** EXERCISE DESCRIPTION **
Provide only the number of lines below that contain the word "name".

** SUPPLIED INFORMATION **
···
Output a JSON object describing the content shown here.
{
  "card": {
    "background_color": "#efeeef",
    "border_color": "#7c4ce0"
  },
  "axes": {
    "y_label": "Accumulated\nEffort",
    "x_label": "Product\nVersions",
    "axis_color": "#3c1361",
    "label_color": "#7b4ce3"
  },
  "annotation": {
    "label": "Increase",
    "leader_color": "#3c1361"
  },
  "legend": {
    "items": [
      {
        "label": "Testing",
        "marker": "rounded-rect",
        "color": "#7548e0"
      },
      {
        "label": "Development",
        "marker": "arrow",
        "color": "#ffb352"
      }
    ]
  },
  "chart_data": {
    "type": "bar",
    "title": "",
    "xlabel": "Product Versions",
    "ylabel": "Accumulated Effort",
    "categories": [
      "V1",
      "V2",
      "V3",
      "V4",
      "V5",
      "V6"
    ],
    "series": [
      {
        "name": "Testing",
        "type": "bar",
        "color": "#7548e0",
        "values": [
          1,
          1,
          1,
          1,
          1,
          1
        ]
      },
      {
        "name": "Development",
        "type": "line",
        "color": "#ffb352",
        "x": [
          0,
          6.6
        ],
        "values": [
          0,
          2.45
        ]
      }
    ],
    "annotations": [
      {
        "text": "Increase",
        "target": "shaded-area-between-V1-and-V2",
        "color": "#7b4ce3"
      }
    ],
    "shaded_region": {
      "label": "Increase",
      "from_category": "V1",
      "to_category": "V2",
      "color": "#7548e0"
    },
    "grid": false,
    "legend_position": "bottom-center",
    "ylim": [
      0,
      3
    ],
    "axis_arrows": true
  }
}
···
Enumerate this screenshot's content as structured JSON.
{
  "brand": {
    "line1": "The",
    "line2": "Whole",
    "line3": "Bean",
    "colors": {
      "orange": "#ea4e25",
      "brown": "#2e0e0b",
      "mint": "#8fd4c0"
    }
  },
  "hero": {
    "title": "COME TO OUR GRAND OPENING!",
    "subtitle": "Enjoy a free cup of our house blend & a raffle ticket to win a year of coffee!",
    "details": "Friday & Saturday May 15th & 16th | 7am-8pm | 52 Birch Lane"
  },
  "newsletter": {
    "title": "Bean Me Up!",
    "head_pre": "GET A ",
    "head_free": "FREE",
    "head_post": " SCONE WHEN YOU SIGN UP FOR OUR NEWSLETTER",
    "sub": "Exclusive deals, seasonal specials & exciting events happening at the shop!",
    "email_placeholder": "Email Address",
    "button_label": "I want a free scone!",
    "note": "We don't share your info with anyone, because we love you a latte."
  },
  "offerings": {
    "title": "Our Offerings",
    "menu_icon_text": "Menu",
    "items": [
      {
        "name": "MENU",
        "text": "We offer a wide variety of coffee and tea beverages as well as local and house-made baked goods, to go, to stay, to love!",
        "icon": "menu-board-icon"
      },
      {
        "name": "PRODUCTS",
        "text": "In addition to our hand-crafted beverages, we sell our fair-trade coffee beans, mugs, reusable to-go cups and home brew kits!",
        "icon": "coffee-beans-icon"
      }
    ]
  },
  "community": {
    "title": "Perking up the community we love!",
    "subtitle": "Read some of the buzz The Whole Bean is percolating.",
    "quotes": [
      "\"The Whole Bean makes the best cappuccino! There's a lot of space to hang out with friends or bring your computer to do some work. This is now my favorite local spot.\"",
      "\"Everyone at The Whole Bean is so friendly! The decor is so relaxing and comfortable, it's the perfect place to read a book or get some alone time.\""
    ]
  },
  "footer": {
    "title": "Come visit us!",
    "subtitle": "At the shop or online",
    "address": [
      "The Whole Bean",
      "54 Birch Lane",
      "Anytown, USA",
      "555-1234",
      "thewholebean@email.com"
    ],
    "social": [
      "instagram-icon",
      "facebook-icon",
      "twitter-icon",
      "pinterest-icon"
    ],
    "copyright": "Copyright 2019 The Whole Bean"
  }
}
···
** ANSWER **
4